WHAT THE EXERCISE ASKS:
Pick out each line of the records that includes the string "icon", and copy it.

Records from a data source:
========================================================================

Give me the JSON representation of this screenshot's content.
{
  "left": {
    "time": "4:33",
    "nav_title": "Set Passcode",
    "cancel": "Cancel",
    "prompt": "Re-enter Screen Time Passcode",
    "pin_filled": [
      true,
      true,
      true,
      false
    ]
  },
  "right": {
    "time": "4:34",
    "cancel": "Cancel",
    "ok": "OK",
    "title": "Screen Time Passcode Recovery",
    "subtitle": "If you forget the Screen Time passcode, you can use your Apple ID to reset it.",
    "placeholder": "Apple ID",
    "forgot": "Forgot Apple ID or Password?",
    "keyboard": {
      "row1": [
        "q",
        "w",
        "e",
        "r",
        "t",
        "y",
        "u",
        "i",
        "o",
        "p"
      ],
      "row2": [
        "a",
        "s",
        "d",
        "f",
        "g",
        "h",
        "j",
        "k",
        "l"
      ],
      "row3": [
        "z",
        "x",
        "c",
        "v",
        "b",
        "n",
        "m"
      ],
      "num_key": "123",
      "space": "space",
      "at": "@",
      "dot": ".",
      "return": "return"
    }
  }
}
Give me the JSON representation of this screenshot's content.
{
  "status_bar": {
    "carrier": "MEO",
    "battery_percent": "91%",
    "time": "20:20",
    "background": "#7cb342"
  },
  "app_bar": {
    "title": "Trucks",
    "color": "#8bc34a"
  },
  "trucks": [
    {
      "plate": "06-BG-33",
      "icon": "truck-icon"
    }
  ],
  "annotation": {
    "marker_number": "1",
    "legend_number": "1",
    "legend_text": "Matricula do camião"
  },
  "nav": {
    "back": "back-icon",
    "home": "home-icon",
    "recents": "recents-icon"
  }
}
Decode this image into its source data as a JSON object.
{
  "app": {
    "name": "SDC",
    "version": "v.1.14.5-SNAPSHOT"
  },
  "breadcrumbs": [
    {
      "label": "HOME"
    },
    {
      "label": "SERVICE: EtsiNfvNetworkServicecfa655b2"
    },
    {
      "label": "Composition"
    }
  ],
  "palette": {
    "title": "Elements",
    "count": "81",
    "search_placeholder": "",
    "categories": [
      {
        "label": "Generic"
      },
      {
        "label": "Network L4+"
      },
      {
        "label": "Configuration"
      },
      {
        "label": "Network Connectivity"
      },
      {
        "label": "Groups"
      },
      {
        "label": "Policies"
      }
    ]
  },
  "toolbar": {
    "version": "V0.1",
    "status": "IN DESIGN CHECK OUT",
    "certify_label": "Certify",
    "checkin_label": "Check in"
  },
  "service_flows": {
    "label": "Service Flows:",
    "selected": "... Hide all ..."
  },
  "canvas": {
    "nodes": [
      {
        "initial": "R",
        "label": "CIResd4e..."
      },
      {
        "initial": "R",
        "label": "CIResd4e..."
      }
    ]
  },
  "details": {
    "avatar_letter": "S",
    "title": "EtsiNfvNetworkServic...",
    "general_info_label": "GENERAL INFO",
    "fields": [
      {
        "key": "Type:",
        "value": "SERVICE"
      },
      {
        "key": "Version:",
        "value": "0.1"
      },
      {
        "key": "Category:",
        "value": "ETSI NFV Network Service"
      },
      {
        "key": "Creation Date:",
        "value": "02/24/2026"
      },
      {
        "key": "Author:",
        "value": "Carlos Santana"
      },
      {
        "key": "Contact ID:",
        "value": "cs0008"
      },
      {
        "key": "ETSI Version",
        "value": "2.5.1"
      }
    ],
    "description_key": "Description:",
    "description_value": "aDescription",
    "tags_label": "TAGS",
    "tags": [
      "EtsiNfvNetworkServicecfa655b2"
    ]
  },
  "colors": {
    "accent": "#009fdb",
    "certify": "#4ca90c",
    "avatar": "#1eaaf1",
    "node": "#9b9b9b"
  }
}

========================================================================

RESULT:
      "icon": "truck-icon"
    "back": "back-icon",
    "home": "home-icon",
    "recents": "recents-icon"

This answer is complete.